Second, the correspondents question the suitability of the sampling protocol, claiming that the Crinone label gives an AUC0-24 on Day 1 of 167 ng-hr/mL and after multiple doses, 392 ng-hr/mL, as compared with the values reported in our paper of 81 and 264 ng-hr/mL. However, the value for AUC0-24 under multiple dosing conditions in the 10-year-old Crinone label is actually 216 ng-hr/mL instead of the 392 cited by the correspondents. The 392 value comes from the table entry for the AUC0-t, which is not the same as AUC0-24. AUC0-24 must be calculated from the Cavg value (i.e., 8.99 ng/mL*24 hours). The AUC0-t, which is the area to the last quantified or quantifiable concentration, would be expected to be substantially larger than the AUC0-24. Since 216 is not numerically greater than 264, the argument that not including a six-hour sampling time might explain our “low” observed concentrations is invalid.
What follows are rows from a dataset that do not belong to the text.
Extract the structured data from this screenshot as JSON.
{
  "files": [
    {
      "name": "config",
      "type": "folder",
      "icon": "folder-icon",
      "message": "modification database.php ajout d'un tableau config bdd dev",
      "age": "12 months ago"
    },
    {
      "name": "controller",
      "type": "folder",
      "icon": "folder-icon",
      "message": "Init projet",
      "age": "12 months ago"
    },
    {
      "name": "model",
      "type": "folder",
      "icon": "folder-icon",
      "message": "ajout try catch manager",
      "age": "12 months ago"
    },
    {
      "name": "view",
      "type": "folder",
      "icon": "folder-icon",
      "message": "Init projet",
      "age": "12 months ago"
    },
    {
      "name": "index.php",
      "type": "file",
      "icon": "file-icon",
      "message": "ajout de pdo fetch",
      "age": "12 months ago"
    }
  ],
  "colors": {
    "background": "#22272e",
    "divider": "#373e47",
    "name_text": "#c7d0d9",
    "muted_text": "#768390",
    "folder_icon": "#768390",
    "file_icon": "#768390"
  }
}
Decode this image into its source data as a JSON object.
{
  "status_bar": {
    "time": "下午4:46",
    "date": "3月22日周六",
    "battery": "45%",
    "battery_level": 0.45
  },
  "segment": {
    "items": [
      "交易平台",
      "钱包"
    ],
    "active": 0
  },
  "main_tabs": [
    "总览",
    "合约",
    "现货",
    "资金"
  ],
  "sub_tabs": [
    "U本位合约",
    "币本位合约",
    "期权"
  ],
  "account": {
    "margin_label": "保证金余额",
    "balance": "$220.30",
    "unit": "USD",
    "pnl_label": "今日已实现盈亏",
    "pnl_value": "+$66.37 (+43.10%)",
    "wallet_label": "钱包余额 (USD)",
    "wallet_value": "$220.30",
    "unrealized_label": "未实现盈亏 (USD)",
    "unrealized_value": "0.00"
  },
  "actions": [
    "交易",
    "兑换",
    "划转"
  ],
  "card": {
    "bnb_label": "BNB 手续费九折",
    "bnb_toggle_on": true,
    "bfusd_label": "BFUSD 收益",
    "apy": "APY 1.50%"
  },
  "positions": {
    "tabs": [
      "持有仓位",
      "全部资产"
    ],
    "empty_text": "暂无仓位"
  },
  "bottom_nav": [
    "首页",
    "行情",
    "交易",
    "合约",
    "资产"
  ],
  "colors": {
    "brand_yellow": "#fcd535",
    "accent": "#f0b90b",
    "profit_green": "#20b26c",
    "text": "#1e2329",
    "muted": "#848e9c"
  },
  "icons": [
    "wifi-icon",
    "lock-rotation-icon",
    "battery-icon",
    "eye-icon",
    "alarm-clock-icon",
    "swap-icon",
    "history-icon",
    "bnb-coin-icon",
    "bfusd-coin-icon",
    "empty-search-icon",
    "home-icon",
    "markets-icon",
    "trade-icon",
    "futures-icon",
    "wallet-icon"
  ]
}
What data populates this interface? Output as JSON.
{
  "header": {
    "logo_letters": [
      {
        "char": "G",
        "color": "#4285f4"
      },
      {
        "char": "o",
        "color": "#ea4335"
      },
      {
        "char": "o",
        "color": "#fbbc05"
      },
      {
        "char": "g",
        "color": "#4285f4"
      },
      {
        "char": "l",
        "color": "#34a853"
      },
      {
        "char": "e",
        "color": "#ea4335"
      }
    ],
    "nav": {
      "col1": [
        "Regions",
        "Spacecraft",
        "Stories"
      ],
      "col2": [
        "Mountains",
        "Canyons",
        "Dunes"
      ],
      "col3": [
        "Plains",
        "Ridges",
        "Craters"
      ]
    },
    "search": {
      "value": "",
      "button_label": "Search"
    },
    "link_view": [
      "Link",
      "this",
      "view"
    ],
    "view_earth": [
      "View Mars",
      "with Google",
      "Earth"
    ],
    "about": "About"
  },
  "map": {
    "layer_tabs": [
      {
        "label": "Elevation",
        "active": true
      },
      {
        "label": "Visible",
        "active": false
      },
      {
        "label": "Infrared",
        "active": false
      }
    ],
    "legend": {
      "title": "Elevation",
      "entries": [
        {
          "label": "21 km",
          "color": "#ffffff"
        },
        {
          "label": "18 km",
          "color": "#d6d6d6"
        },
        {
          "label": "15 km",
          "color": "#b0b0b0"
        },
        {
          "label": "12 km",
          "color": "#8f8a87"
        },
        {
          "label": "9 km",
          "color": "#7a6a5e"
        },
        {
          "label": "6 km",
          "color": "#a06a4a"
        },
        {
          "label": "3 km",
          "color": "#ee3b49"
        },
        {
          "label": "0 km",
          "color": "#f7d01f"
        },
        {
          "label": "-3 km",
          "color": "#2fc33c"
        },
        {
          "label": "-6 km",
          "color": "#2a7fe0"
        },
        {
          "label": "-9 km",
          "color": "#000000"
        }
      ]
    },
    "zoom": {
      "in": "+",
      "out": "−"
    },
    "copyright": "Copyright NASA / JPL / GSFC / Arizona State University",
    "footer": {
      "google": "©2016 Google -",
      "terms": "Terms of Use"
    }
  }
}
Regarding the argument that the high variability (CV) observed in the study precludes drawing any conclusions about differences between treatments; while exposure values were greater with Endometrin, not surprisingly statistical significance was not reached, given the intentionally small subject population. Pharmacokinetics studies designed to elucidate dose-concentration relationships under single or multiple dose conditions typically use 6-8 subjects. This sample size is a compromise between being large enough that the mean value is representative of a larger population, while minimizing unnecessary exposure of healthy people to a medicinal agent. The study design was consistent with standard practice for meeting the study objectives. As stated in the article, “Limitations to our study include the small sample size and considerable coefficient of variability.”
James Longstreth, Ph.D.
Longstreth & Associates, Inc.
Sally Faith Dorfman, M.D., MSHSA
Vladimir Yankov, M.D.
Ferring Pharmaceuticals Inc.
Parsippany, New Jersey
1. Blake E, Norris P, Dorfman S, Longstreth J, Yankov V. Single and multidose pharmacokinetic study of a vaginal micronized progesterone insert (Endometrin®) compared to vaginal gel in healthy reproductive-aged female subjects. Fertil Steril in press.
Published online in Fertility and Sterility doi:10.1016/j.fertnstert.2009.10.017